„ Background „ What is randomized evaluation? „ Advantages and limitations of experiments „ Conclusions Key steps in conducting an

„ Design the study carefully „ Randomly assign people to treatment or control „ Collect baseline „ Verify that assignment looks random „ Monitor process so that integrity of experiment is not compromised Key steps (continued)

„ Collect follow-up data for both the treatment and control groups in identical ways „ Estimate program impacts by comparing outcomes of treatment group vs. mean outcomes of control group „ Assess whether program impacts are statistically significant and practically significant Basic setup of a randomized evaluation Random assignment v. random

„ Random assignment

{ Relates to internal validity „ Random sampling

{ Relates to external validity Outline

„ Background „ What is randomized evaluation? „ Advantages and limitations of experiments „ Conclusions Key advantage of experiments

„ Successful random assignment implies characteristics of treatment and control groups are statistically identical

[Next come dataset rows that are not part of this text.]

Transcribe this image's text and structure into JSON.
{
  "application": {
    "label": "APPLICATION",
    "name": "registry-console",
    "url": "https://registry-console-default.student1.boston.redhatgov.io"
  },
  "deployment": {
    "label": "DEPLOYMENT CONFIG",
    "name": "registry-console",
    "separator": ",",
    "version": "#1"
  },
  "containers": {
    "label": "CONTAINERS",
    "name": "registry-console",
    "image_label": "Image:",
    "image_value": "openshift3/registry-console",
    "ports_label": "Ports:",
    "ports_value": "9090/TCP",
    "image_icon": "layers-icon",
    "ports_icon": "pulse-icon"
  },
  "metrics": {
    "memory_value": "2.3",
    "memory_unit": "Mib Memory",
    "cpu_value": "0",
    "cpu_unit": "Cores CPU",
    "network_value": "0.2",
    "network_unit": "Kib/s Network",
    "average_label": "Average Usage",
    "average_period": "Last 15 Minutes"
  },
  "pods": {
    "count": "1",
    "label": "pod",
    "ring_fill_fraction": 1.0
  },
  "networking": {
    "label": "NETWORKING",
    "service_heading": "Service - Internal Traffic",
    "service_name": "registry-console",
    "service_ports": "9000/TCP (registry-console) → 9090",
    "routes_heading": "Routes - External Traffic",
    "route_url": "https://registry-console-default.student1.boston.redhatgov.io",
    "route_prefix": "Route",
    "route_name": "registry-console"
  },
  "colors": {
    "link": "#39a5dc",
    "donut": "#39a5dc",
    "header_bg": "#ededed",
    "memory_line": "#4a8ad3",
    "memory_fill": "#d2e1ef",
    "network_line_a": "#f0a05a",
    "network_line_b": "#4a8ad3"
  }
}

{ In other words, there are no systematic differences between the two groups

{ Thus, any difference that subsequently arises between them can be attributed to the treatment rather than to other factors Other advantages

„ Relative to from non- experimental studies, results from experiments are:

{ Less subject to methodological debates

{ Easier to convey

{ More likely to be convincing to program funders and/or policymakers Limitations of Experiments

„ Costly „ Ethical issues „ Despite methodological advantage, they are also potentially subject to threats to validity: { Internal Validity „ e.g. Hawthorne Effects, non-response, no- shows, crossovers, duration , etc. { External Validity „ e.g. do results apply to other populations? „ Some of these threats also affect the validity of non-experimental studies Outline

„ Background „ What is randomized evaluation? „ Advantages and limitations of experiments „ Conclusions Conclusions

„ If properly designed and conducted, social experiments provide the most credible assessment of the impact of a program „ Results from social experiments are easy to understand and much less subject to methodological quibbles „ Credibility + Ease of understanding => More likely to convince policymakers and funders of effectiveness (or lack thereof) of program Conclusions (continued)

„ However, these advantages are present only if social experiments are well designed and conducted properly „ Must assess validity of experiments in same way we assess validity of any other study Thanks! Study design (back)

„ Key question: { Does the experimental design answer the policy question you seek to answer? „ Random sampling { Select your “universe” carefully: who does your represent? „ Stratified random sampling { Guarantee that important sub-populations are represented to the degree that allows for statistically significant comparisons across groups Random assignment to treatment and control: basics

„ Start with simple case:

{ Take a sample of program applicants

{ Randomly assign them to either: „ Treatment Group (offered treatment) „ Control Group (not allowed to receive treatment, at least during the initial evaluation period) Random assignment to treatment and control: variations

„ { Useful, when there are small sample size issues, to ensure balancing across treatment and control groups „ Assigning of individuals to multiple treatment arms „ Assigning of units other than individuals or households: { Health centers { Schools { Local governments { Villages Random assignment: continued

„ Phased roll-out of interventions

{ Exploit budgetary limitations to roll out interventions in phases, randomizing who receives intervention first „ Addresses some ethical concerns related to randomization

{ Example: Progresa Random assignment: continued

„ Promotion of existing programs

{ Example: Voter turnout intervention (get- out-the-vote) „ Target individuals who may be influenced by promotion „ Randomize the promotion

{ What policy question do we answer through randomized promotion? Verify balancing across treatment/control (back)

„ We can test the validity of the randomization using the baseline data

{ For a start, can compare of observed variables across treatment and control--check for no significant differences

{ Can also compare other moments, or statistically compare the distribution